*WHAT IS NEEDED*: Return every line of the entries that includes the word "Biscuit".
*** Opening TASK MATERIAL ***
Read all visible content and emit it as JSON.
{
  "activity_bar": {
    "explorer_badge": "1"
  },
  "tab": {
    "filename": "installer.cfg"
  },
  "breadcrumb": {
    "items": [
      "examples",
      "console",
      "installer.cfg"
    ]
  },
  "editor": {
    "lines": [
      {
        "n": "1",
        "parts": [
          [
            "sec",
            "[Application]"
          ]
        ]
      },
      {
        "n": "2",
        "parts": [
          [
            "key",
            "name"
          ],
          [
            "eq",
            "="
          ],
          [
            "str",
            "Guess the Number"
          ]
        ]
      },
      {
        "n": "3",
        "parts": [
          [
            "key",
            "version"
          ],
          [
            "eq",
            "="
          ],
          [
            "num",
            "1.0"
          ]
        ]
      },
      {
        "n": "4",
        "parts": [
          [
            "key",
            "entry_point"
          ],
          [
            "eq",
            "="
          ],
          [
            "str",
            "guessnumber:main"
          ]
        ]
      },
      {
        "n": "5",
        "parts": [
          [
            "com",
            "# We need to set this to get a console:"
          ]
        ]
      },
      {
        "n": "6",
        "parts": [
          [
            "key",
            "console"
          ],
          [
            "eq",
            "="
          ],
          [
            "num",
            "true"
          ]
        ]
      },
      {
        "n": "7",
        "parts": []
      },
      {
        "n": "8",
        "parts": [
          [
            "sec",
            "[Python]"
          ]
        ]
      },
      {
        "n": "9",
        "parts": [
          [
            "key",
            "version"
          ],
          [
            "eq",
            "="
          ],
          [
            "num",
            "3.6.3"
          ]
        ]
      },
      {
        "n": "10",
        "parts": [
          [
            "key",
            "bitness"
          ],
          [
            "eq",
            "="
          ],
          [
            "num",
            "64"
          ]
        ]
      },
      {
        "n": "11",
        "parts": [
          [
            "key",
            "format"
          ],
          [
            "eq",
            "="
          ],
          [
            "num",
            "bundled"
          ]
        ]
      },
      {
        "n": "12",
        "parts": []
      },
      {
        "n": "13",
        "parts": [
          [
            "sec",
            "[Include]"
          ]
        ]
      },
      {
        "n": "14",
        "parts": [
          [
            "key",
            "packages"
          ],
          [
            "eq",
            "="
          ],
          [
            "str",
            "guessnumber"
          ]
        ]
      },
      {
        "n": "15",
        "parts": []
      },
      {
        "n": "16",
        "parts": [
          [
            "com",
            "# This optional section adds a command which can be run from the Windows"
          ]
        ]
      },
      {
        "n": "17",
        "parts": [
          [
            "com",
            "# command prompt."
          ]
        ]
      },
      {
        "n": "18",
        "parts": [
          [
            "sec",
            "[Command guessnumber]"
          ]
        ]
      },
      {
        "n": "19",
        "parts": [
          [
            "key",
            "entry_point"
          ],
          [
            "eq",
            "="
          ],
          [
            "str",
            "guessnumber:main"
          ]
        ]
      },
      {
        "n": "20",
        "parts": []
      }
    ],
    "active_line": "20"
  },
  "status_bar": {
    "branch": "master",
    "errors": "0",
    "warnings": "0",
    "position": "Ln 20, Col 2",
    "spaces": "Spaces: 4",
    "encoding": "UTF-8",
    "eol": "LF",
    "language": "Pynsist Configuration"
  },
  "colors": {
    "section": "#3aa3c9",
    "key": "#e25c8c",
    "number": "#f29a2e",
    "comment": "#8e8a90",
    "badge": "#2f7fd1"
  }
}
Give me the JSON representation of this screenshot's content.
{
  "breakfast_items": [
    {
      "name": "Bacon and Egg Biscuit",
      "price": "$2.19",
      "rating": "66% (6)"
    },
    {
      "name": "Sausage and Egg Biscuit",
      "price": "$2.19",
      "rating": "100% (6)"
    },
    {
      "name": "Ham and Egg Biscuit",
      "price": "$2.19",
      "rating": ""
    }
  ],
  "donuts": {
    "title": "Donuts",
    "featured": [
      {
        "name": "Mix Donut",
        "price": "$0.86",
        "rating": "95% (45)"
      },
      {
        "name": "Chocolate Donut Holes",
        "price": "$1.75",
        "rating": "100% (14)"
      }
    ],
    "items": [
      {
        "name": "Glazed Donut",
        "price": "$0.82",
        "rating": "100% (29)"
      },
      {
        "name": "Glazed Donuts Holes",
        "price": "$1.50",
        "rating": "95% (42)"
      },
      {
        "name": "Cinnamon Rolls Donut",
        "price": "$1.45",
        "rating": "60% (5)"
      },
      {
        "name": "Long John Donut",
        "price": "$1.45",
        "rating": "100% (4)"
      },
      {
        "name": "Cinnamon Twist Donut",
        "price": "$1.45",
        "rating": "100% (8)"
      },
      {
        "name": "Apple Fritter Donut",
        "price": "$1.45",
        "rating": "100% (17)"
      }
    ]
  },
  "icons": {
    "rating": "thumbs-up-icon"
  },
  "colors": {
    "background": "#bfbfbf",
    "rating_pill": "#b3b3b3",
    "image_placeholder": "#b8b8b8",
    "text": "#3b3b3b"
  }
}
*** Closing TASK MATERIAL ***
*SOLUTION TO THE PROBLEM*:
      "name": "Bacon and Egg Biscuit",
      "name": "Sausage and Egg Biscuit",
      "name": "Ham and Egg Biscuit",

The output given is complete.